Prof Moves Into Motel to Study the People That Society ‘Doesn’t Care Enough About’
Many people take their work home, but few turn work into their home. Christopher Dum, Ph.D., assistant sociology professor from Kent State University’s College of Arts and Sciences, did just that. For a year, Dum moved into a residential motel to better understand the dangerous living conditions and vulnerable residents who have nowhere else to go.
Dum compiled their stories into a book Exiled in America: Life on the Margins in a Residential Motel
The book documents the lives of struggling addicts, registered sex offenders, released prisoners and the recently homeless in order to bring attention to the issues they face.
“The goal in writing this was to show people as three dimensional,” Dum said. “In the instant that you start labeling people or start viewing them just as the result of one thing they’ve done or one vice that they might engage in and have a hard time kicking, then it becomes really easy to devalue people and to label them as others and do really horrible things to them.”
In “Exiled in America,” where names of people and places are pseudonyms to protect everyone’s privacy, Dum sheds light on the conditions the “Boardwalk Motel’s” residents are forced to accept out of desperation. Years before Dum stayed at the motel, the building was audited and code violations such as structural damage, faulty alarm systems, exposed wiring, mold and bug infestation were found in every room. Nothing had changed when Dum arrived in 2012, five years after the inspection. The motel was eventually shut down in 2014 because of code violations.
“We need to ask ourselves, what are the minimum standards that we are willing to accept in terms of where people can live,” Dum said.
He emphasizes this as an ongoing issue that needs to be addressed and points to the recent Oakland warehouse fire that killed 36 people late last year.
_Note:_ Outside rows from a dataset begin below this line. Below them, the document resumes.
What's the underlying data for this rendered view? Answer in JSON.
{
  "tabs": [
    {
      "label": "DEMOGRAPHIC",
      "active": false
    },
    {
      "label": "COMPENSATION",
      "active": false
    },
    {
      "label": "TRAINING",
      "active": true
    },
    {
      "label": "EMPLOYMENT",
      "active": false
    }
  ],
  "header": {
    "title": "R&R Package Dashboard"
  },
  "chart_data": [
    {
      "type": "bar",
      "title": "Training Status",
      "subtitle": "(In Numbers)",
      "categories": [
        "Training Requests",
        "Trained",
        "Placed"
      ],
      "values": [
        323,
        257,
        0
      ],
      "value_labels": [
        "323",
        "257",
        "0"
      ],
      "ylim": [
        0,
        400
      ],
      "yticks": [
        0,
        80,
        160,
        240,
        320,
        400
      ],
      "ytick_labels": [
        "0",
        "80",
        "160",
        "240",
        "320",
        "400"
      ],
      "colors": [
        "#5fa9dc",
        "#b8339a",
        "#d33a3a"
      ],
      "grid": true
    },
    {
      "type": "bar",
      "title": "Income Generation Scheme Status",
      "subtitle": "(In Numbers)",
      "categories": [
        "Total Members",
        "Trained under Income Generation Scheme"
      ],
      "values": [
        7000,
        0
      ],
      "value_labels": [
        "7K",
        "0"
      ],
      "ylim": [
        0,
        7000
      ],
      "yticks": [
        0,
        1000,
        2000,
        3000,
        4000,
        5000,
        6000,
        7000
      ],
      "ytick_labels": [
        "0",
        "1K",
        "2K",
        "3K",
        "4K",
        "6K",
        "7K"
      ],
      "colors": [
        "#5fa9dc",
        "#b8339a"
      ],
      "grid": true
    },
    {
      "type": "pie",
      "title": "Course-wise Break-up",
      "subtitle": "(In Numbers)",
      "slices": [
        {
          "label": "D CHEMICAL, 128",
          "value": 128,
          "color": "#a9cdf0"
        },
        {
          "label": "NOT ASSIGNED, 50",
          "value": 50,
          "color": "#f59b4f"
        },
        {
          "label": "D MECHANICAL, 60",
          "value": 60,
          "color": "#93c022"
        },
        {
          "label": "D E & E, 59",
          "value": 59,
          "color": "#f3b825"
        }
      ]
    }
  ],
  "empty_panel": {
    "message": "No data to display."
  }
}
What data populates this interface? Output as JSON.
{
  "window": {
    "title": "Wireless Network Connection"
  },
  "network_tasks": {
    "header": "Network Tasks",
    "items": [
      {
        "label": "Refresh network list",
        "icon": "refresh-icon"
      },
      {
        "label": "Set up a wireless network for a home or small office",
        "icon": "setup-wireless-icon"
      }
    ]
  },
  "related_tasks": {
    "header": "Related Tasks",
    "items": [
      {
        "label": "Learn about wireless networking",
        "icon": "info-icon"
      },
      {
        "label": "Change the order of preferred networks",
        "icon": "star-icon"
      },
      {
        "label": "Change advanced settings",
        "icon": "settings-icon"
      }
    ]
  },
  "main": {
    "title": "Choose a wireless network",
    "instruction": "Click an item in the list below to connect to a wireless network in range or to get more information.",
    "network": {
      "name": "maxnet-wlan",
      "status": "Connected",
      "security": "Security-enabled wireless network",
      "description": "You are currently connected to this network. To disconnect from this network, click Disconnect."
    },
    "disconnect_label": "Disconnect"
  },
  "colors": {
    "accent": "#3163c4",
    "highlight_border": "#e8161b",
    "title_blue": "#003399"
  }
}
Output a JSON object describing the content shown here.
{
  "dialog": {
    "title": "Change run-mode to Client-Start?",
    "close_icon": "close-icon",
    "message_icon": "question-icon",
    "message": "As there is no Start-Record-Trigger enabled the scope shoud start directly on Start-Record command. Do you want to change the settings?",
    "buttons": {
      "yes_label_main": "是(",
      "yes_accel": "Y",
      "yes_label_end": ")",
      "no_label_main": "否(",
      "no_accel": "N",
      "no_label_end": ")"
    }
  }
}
“Just because you’re poor, coming out of prison or need a home, it doesn’t mean that you should accept a dangerous home,” Dum said. “I don’t mean that we should give people luxurious apartments or anything like that, but you should live in a place where things work, where things aren’t going to kill you or get you sick. That’s just a basic standard of human decency that we should demand for people.”
Dum recalls the polarity he witnessed within the community between those who were concerned over the residents’ well-being and those who simply didn’t care. While the motel did close down because of code violations, Dum cites a deeper issue.
“What people at the motel saw was a society that didn’t care enough about them to make sure that they get it right,” Dum said.
Aside from documenting the daily lives of his subjects, Dum also touched on suggestions to improve and make policy changes to address the issues that make people have to move into motels in the first place. Dum hopes “Exiled in America” will encourage readers to step out of their comfort zones to engage those who might be different from them.
“There are a lot of people in the book who I met who were really caring and really tried to help those around them,” Dum said. “I would just hope that if someone picked up this book, they would give it chance, and when I say ‘give it a chance’ I really mean give the people in the book a chance to show who they are.”
Dum also shared his experiences with Marketplace.